(YOUR OBJECTIVE) Search the entries below for the word "this" and copy each line that has it.

(GIVEN RECORDS)
****************

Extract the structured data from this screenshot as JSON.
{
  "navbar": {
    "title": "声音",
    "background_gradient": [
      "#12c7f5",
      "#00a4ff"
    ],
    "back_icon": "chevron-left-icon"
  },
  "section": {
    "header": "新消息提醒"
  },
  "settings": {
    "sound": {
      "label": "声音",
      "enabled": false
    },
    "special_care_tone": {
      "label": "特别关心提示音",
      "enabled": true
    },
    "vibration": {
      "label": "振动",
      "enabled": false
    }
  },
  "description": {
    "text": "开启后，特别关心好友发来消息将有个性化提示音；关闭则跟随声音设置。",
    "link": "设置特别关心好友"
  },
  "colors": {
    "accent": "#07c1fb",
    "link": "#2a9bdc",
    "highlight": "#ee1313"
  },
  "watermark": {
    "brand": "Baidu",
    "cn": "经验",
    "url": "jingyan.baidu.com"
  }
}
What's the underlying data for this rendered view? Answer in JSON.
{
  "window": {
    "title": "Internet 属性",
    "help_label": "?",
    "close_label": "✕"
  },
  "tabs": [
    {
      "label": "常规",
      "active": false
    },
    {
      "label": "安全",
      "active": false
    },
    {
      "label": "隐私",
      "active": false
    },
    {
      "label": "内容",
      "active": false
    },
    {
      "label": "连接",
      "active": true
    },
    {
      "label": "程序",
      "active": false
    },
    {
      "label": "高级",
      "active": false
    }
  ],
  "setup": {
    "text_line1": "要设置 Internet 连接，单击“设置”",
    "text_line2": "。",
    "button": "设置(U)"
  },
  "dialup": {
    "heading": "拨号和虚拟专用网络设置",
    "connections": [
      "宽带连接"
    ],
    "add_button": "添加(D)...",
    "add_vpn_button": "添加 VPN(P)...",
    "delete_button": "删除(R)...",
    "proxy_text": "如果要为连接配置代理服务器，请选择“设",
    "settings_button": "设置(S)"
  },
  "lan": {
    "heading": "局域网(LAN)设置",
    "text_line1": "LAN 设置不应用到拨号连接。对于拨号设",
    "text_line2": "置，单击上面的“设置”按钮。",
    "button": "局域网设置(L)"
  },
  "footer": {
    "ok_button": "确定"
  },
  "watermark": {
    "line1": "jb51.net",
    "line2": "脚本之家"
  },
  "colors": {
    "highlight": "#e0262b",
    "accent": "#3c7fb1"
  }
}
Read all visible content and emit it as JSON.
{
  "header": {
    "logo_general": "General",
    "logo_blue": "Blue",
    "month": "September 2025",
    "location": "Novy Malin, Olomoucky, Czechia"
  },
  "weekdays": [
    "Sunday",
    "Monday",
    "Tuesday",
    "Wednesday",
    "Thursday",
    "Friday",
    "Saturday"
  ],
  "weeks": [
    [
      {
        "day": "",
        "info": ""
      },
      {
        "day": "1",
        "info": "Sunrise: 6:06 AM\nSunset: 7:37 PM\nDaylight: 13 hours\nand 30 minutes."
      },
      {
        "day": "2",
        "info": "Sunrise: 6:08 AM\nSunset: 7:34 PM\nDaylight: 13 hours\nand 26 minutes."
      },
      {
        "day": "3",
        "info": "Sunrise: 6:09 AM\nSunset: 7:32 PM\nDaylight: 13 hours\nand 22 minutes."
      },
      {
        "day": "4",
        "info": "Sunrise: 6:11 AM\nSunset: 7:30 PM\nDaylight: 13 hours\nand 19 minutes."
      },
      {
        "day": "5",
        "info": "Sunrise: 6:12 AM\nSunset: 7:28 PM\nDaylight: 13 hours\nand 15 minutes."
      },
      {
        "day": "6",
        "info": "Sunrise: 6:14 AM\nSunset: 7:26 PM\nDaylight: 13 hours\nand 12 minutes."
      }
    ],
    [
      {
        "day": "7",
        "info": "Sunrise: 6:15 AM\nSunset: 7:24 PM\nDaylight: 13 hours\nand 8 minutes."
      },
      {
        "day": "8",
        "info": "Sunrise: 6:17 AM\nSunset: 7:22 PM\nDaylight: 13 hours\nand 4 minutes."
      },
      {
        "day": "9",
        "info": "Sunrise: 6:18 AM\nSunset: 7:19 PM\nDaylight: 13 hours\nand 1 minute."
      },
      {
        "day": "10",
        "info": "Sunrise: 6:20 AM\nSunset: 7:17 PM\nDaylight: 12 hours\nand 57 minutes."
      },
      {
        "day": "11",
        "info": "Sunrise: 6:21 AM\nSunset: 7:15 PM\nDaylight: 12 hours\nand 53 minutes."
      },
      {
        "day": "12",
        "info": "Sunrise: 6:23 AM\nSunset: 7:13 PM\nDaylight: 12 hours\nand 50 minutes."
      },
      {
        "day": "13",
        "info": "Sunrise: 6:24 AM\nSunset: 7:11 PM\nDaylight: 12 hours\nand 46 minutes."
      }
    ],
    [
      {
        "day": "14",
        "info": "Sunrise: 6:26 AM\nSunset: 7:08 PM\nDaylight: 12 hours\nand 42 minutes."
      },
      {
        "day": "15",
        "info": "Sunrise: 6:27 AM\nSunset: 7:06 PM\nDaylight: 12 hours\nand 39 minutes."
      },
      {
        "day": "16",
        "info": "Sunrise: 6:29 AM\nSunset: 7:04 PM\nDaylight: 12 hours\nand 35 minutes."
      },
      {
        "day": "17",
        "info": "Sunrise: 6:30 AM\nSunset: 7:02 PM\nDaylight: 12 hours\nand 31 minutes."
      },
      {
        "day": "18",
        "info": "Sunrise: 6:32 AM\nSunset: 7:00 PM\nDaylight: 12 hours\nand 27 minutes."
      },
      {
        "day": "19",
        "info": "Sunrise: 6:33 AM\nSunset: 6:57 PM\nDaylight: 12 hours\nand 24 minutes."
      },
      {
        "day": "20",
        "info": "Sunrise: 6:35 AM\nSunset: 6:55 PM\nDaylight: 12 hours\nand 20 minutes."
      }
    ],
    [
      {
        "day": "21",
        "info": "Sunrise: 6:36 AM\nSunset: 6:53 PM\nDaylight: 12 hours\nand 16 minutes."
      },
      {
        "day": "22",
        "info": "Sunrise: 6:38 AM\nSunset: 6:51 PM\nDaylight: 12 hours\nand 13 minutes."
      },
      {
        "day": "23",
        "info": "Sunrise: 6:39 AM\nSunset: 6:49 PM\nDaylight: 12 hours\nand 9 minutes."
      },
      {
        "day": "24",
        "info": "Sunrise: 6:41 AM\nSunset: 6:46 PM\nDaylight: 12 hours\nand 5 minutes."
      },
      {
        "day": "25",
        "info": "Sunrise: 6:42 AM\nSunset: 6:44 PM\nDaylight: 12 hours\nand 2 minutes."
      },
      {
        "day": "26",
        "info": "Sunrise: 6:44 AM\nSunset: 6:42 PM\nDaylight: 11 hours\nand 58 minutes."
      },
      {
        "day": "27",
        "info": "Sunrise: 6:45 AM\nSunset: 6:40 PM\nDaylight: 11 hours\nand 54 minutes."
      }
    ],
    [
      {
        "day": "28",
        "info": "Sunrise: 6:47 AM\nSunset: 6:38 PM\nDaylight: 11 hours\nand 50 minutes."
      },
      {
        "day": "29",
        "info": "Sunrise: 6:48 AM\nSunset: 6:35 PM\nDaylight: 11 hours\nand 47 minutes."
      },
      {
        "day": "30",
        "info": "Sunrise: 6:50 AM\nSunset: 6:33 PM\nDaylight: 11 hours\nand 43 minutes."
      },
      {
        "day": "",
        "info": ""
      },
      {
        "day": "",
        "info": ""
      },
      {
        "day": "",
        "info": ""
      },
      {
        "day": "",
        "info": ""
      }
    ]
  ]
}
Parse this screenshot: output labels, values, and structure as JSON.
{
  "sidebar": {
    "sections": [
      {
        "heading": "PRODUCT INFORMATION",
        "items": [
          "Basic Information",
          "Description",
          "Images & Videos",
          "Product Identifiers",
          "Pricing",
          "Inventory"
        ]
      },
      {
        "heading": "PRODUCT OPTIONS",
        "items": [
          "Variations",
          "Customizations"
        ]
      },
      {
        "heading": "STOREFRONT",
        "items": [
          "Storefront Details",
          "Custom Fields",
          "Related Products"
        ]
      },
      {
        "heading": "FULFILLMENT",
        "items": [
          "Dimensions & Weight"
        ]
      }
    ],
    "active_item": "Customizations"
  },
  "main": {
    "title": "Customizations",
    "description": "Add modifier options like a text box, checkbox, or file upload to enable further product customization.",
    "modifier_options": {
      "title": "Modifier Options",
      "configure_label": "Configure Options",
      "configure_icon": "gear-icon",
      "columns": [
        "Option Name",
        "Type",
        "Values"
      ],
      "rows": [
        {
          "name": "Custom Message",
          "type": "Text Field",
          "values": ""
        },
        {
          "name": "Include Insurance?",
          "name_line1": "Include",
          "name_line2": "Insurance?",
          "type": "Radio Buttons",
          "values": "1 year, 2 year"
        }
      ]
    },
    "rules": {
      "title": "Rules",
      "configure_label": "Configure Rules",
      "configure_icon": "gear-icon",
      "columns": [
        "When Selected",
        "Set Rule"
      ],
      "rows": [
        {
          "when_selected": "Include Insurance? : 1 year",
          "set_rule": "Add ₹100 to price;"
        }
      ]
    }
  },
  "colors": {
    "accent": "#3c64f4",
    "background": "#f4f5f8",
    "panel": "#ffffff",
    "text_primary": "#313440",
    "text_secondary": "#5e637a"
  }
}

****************

(RESPONSE AREA)
Extract the structured data from this screenshot as JSON.
What's the underlying data for this rendered view? Answer in JSON.
Parse this screenshot: output labels, values, and structure as JSON.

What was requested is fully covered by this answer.